---- Available data

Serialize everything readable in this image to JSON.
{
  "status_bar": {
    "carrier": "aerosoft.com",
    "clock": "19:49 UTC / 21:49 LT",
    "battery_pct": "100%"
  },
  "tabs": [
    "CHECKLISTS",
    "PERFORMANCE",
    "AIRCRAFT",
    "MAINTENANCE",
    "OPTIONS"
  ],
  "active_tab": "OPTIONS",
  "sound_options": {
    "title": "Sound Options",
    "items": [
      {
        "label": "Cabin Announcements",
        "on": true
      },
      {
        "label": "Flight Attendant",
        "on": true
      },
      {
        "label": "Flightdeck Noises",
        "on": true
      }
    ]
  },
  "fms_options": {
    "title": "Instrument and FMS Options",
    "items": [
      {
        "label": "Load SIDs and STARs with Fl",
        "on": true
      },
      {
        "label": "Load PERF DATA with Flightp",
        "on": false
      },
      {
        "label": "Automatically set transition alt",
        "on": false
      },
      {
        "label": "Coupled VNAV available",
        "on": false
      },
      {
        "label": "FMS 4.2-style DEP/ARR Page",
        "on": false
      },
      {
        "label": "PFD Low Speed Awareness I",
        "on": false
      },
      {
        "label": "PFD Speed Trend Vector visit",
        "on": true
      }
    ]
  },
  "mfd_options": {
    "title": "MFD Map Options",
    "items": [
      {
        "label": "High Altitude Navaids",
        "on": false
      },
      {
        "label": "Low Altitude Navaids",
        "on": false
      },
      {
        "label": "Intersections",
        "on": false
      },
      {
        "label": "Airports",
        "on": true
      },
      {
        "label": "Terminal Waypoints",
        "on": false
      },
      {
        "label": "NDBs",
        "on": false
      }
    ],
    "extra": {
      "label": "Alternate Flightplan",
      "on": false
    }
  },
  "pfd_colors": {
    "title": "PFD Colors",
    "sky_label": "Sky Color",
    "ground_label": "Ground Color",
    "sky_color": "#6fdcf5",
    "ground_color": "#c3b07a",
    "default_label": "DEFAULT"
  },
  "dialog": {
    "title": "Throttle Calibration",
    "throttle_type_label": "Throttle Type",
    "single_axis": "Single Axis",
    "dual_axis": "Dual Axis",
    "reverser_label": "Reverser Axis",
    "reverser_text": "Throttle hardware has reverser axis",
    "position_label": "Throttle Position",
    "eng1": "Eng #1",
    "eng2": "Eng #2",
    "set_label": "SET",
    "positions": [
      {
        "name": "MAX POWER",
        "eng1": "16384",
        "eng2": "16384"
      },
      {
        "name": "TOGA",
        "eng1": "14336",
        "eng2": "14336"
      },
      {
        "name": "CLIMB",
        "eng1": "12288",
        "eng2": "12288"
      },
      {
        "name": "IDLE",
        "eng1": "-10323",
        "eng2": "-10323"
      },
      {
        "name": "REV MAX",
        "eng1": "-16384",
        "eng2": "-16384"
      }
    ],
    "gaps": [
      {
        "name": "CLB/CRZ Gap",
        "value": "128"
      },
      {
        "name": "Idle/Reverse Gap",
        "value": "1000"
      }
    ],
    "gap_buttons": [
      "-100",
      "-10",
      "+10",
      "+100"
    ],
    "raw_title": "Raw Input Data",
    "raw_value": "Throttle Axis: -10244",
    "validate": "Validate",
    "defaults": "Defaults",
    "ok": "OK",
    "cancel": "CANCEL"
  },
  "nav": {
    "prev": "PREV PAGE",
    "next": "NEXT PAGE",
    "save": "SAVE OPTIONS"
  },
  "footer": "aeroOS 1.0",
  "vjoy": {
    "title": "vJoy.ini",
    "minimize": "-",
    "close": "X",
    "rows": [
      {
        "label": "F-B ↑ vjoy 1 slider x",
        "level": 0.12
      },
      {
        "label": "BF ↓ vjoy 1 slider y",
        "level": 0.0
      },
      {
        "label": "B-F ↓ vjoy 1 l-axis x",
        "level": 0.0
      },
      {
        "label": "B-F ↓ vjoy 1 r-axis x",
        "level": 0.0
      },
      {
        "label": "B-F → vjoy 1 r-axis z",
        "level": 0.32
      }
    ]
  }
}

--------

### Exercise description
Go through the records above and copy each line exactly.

### Expected answer
Serialize everything readable in this image to JSON.
{
  "status_bar": {
    "carrier": "aerosoft.com",
    "clock": "19:49 UTC / 21:49 LT",
    "battery_pct": "100%"
  },
  "tabs": [
    "CHECKLISTS",
    "PERFORMANCE",
    "AIRCRAFT",
    "MAINTENANCE",
    "OPTIONS"
  ],
  "active_tab": "OPTIONS",
  "sound_options": {
    "title": "Sound Options",
    "items": [
      {
        "label": "Cabin Announcements",
        "on": true
      },
      {
        "label": "Flight Attendant",
        "on": true
      },
      {
        "label": "Flightdeck Noises",
        "on": true
      }
    ]
  },
  "fms_options": {
    "title": "Instrument and FMS Options",
    "items": [
      {
        "label": "Load SIDs and STARs with Fl",
        "on": true
      },
      {
        "label": "Load PERF DATA with Flightp",
        "on": false
      },
      {
        "label": "Automatically set transition alt",
        "on": false
      },
      {
        "label": "Coupled VNAV available",
        "on": false
      },
      {
        "label": "FMS 4.2-style DEP/ARR Page",
        "on": false
      },
      {
        "label": "PFD Low Speed Awareness I",
        "on": false
      },
      {
        "label": "PFD Speed Trend Vector visit",
        "on": true
      }
    ]
  },
  "mfd_options": {
    "title": "MFD Map Options",
    "items": [
      {
        "label": "High Altitude Navaids",
        "on": false
      },
      {
        "label": "Low Altitude Navaids",
        "on": false
      },
      {
        "label": "Intersections",
        "on": false
      },
      {
        "label": "Airports",
        "on": true
      },
      {
        "label": "Terminal Waypoints",
        "on": false
      },
      {
        "label": "NDBs",
        "on": false
      }
    ],
    "extra": {
      "label": "Alternate Flightplan",
      "on": false
    }
  },
  "pfd_colors": {
    "title": "PFD Colors",
    "sky_label": "Sky Color",
    "ground_label": "Ground Color",
    "sky_color": "#6fdcf5",
    "ground_color": "#c3b07a",
    "default_label": "DEFAULT"
  },
  "dialog": {
    "title": "Throttle Calibration",
    "throttle_type_label": "Throttle Type",
    "single_axis": "Single Axis",
    "dual_axis": "Dual Axis",
    "reverser_label": "Reverser Axis",
    "reverser_text": "Throttle hardware has reverser axis",
    "position_label": "Throttle Position",
    "eng1": "Eng #1",
    "eng2": "Eng #2",
    "set_label": "SET",
    "positions": [
      {
        "name": "MAX POWER",
        "eng1": "16384",
        "eng2": "16384"
      },
      {
        "name": "TOGA",
        "eng1": "14336",
        "eng2": "14336"
      },
      {
        "name": "CLIMB",
        "eng1": "12288",
        "eng2": "12288"
      },
      {
        "name": "IDLE",
        "eng1": "-10323",
        "eng2": "-10323"
      },
      {
        "name": "REV MAX",
        "eng1": "-16384",
        "eng2": "-16384"
      }
    ],
    "gaps": [
      {
        "name": "CLB/CRZ Gap",
        "value": "128"
      },
      {
        "name": "Idle/Reverse Gap",
        "value": "1000"
      }
    ],
    "gap_buttons": [
      "-100",
      "-10",
      "+10",
      "+100"
    ],
    "raw_title": "Raw Input Data",
    "raw_value": "Throttle Axis: -10244",
    "validate": "Validate",
    "defaults": "Defaults",
    "ok": "OK",
    "cancel": "CANCEL"
  },
  "nav": {
    "prev": "PREV PAGE",
    "next": "NEXT PAGE",
    "save": "SAVE OPTIONS"
  },
  "footer": "aeroOS 1.0",
  "vjoy": {
    "title": "vJoy.ini",
    "minimize": "-",
    "close": "X",
    "rows": [
      {
        "label": "F-B ↑ vjoy 1 slider x",
        "level": 0.12
      },
      {
        "label": "BF ↓ vjoy 1 slider y",
        "level": 0.0
      },
      {
        "label": "B-F ↓ vjoy 1 l-axis x",
        "level": 0.0
      },
      {
        "label": "B-F ↓ vjoy 1 r-axis x",
        "level": 0.0
      },
      {
        "label": "B-F → vjoy 1 r-axis z",
        "level": 0.32
      }
    ]
  }
}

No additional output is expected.